*Extracted records*
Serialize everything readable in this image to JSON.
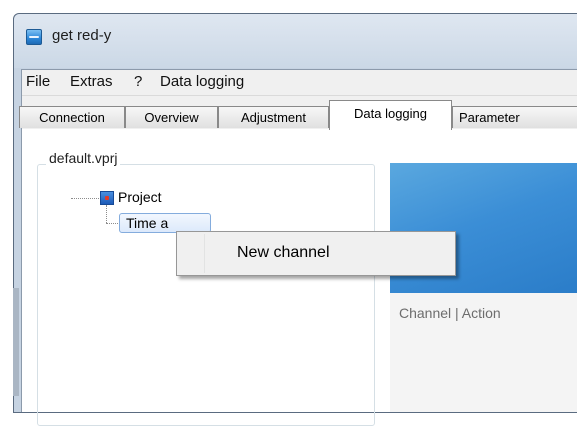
{
  "window": {
    "title": "get red-y"
  },
  "menu": [
    "File",
    "Extras",
    "?",
    "Data logging"
  ],
  "tabs": [
    {
      "label": "Connection",
      "active": false
    },
    {
      "label": "Overview",
      "active": false
    },
    {
      "label": "Adjustment",
      "active": false
    },
    {
      "label": "Data logging",
      "active": true
    },
    {
      "label": "Parameter",
      "active": false
    }
  ],
  "group": {
    "title": "default.vprj"
  },
  "tree": {
    "root": "Project",
    "child": "Time a"
  },
  "panel": {
    "header": "Channel | Action"
  },
  "context_menu": {
    "items": [
      "New channel"
    ]
  }
}
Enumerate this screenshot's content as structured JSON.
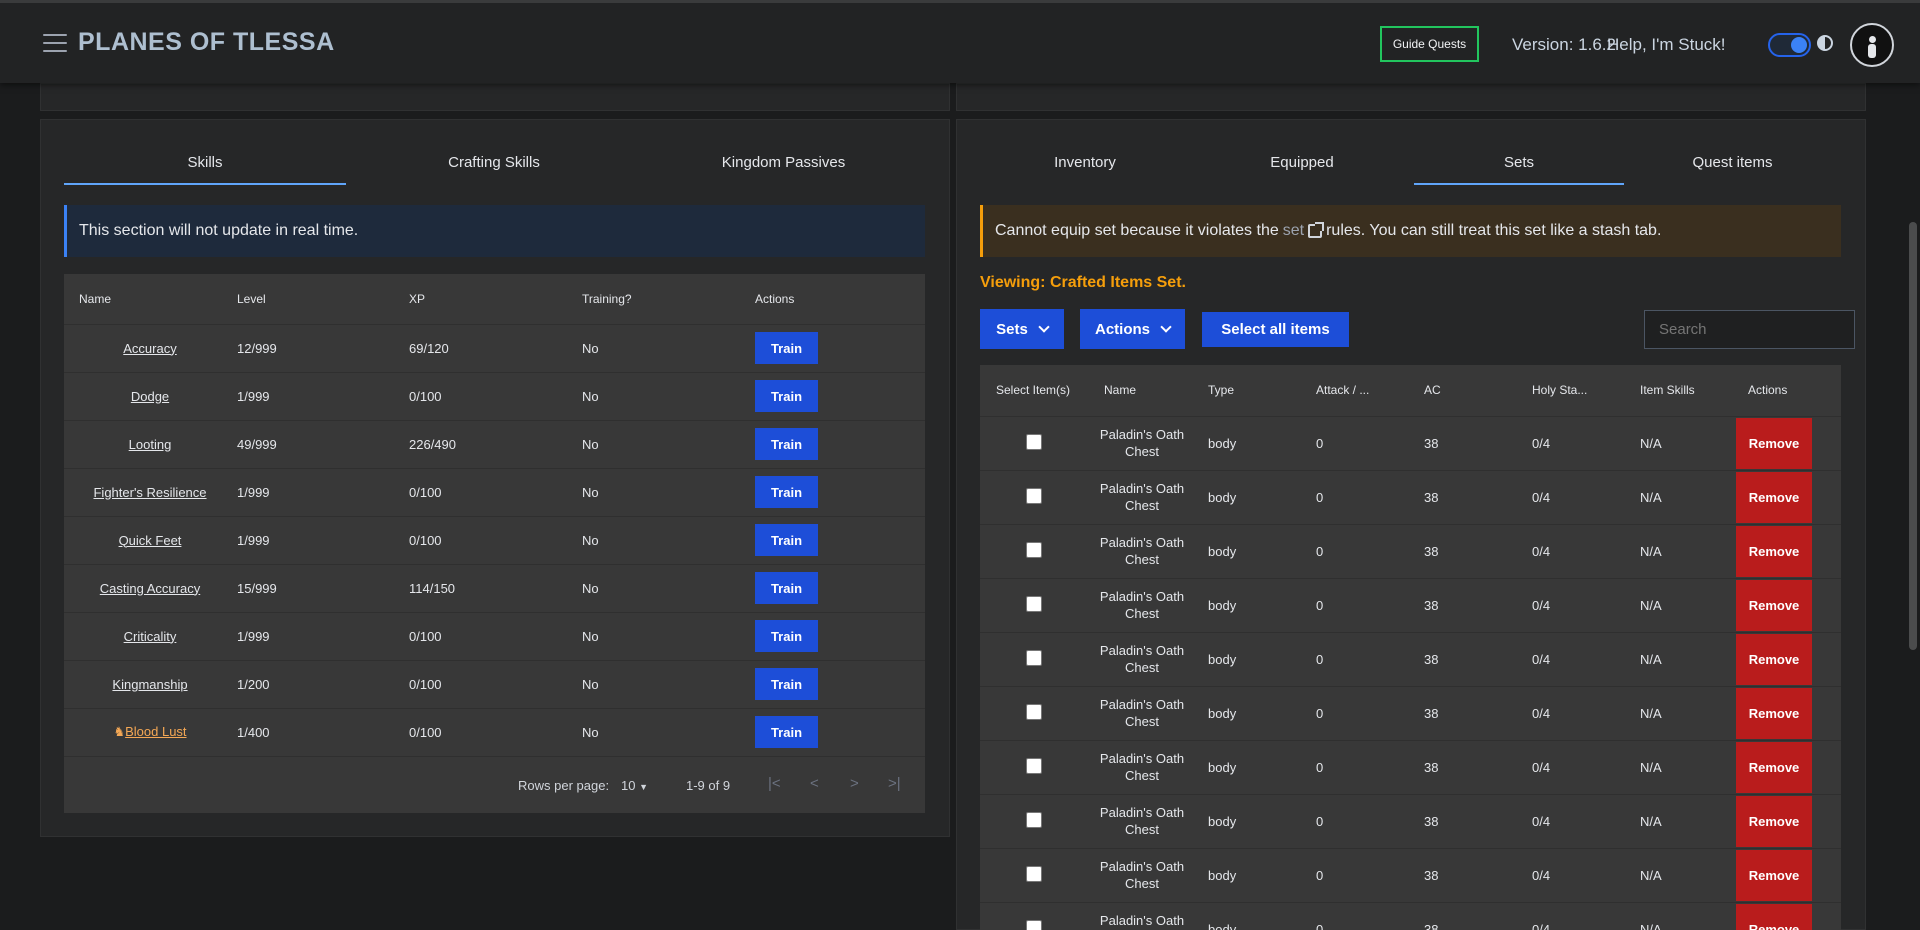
{
  "header": {
    "brand": "PLANES OF TLESSA",
    "guide_quests": "Guide Quests",
    "version": "Version: 1.6.2",
    "help": "Help, I'm Stuck!"
  },
  "skills_panel": {
    "tabs": [
      "Skills",
      "Crafting Skills",
      "Kingdom Passives"
    ],
    "info": "This section will not update in real time.",
    "columns": [
      "Name",
      "Level",
      "XP",
      "Training?",
      "Actions"
    ],
    "rows": [
      {
        "name": "Accuracy",
        "level": "12/999",
        "xp": "69/120",
        "training": "No",
        "action": "Train"
      },
      {
        "name": "Dodge",
        "level": "1/999",
        "xp": "0/100",
        "training": "No",
        "action": "Train"
      },
      {
        "name": "Looting",
        "level": "49/999",
        "xp": "226/490",
        "training": "No",
        "action": "Train"
      },
      {
        "name": "Fighter's Resilience",
        "level": "1/999",
        "xp": "0/100",
        "training": "No",
        "action": "Train"
      },
      {
        "name": "Quick Feet",
        "level": "1/999",
        "xp": "0/100",
        "training": "No",
        "action": "Train"
      },
      {
        "name": "Casting Accuracy",
        "level": "15/999",
        "xp": "114/150",
        "training": "No",
        "action": "Train"
      },
      {
        "name": "Criticality",
        "level": "1/999",
        "xp": "0/100",
        "training": "No",
        "action": "Train"
      },
      {
        "name": "Kingmanship",
        "level": "1/200",
        "xp": "0/100",
        "training": "No",
        "action": "Train"
      },
      {
        "name": "Blood Lust",
        "level": "1/400",
        "xp": "0/100",
        "training": "No",
        "action": "Train",
        "highlight": true
      }
    ],
    "pager": {
      "rows_label": "Rows per page:",
      "rows_value": "10",
      "range": "1-9 of 9"
    }
  },
  "inventory_panel": {
    "tabs": [
      "Inventory",
      "Equipped",
      "Sets",
      "Quest items"
    ],
    "warning_pre": "Cannot equip set because it violates the",
    "warning_link": "set",
    "warning_post": "rules. You can still treat this set like a stash tab.",
    "viewing": "Viewing: Crafted Items Set.",
    "sets_btn": "Sets",
    "actions_btn": "Actions",
    "select_all_btn": "Select all items",
    "search_placeholder": "Search",
    "columns": [
      "Select Item(s)",
      "Name",
      "Type",
      "Attack / ...",
      "AC",
      "Holy Sta...",
      "Item Skills",
      "Actions"
    ],
    "row_template": {
      "name": "Paladin's Oath Chest",
      "type": "body",
      "attack": "0",
      "ac": "38",
      "holy": "0/4",
      "skills": "N/A",
      "action": "Remove"
    },
    "row_count": 10
  },
  "colors": {
    "accent_blue": "#1d4ed8",
    "danger_red": "#b91c1c",
    "warning_orange": "#f59e0b",
    "guide_green": "#22c55e"
  }
}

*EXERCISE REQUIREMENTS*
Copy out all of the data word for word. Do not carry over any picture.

*RESPONSE AREA*
Serialize everything readable in this image to JSON.
{
  "window": {
    "title": "get red-y"
  },
  "menu": [
    "File",
    "Extras",
    "?",
    "Data logging"
  ],
  "tabs": [
    {
      "label": "Connection",
      "active": false
    },
    {
      "label": "Overview",
      "active": false
    },
    {
      "label": "Adjustment",
      "active": false
    },
    {
      "label": "Data logging",
      "active": true
    },
    {
      "label": "Parameter",
      "active": false
    }
  ],
  "group": {
    "title": "default.vprj"
  },
  "tree": {
    "root": "Project",
    "child": "Time a"
  },
  "panel": {
    "header": "Channel | Action"
  },
  "context_menu": {
    "items": [
      "New channel"
    ]
  }
}
Enumerate this screenshot's content as structured JSON.
{
  "header": {
    "brand": "PLANES OF TLESSA",
    "guide_quests": "Guide Quests",
    "version": "Version: 1.6.2",
    "help": "Help, I'm Stuck!"
  },
  "skills_panel": {
    "tabs": [
      "Skills",
      "Crafting Skills",
      "Kingdom Passives"
    ],
    "info": "This section will not update in real time.",
    "columns": [
      "Name",
      "Level",
      "XP",
      "Training?",
      "Actions"
    ],
    "rows": [
      {
        "name": "Accuracy",
        "level": "12/999",
        "xp": "69/120",
        "training": "No",
        "action": "Train"
      },
      {
        "name": "Dodge",
        "level": "1/999",
        "xp": "0/100",
        "training": "No",
        "action": "Train"
      },
      {
        "name": "Looting",
        "level": "49/999",
        "xp": "226/490",
        "training": "No",
        "action": "Train"
      },
      {
        "name": "Fighter's Resilience",
        "level": "1/999",
        "xp": "0/100",
        "training": "No",
        "action": "Train"
      },
      {
        "name": "Quick Feet",
        "level": "1/999",
        "xp": "0/100",
        "training": "No",
        "action": "Train"
      },
      {
        "name": "Casting Accuracy",
        "level": "15/999",
        "xp": "114/150",
        "training": "No",
        "action": "Train"
      },
      {
        "name": "Criticality",
        "level": "1/999",
        "xp": "0/100",
        "training": "No",
        "action": "Train"
      },
      {
        "name": "Kingmanship",
        "level": "1/200",
        "xp": "0/100",
        "training": "No",
        "action": "Train"
      },
      {
        "name": "Blood Lust",
        "level": "1/400",
        "xp": "0/100",
        "training": "No",
        "action": "Train",
        "highlight": true
      }
    ],
    "pager": {
      "rows_label": "Rows per page:",
      "rows_value": "10",
      "range": "1-9 of 9"
    }
  },
  "inventory_panel": {
    "tabs": [
      "Inventory",
      "Equipped",
      "Sets",
      "Quest items"
    ],
    "warning_pre": "Cannot equip set because it violates the",
    "warning_link": "set",
    "warning_post": "rules. You can still treat this set like a stash tab.",
    "viewing": "Viewing: Crafted Items Set.",
    "sets_btn": "Sets",
    "actions_btn": "Actions",
    "select_all_btn": "Select all items",
    "search_placeholder": "Search",
    "columns": [
      "Select Item(s)",
      "Name",
      "Type",
      "Attack / ...",
      "AC",
      "Holy Sta...",
      "Item Skills",
      "Actions"
    ],
    "row_template": {
      "name": "Paladin's Oath Chest",
      "type": "body",
      "attack": "0",
      "ac": "38",
      "holy": "0/4",
      "skills": "N/A",
      "action": "Remove"
    },
    "row_count": 10
  },
  "colors": {
    "accent_blue": "#1d4ed8",
    "danger_red": "#b91c1c",
    "warning_orange": "#f59e0b",
    "guide_green": "#22c55e"
  }
}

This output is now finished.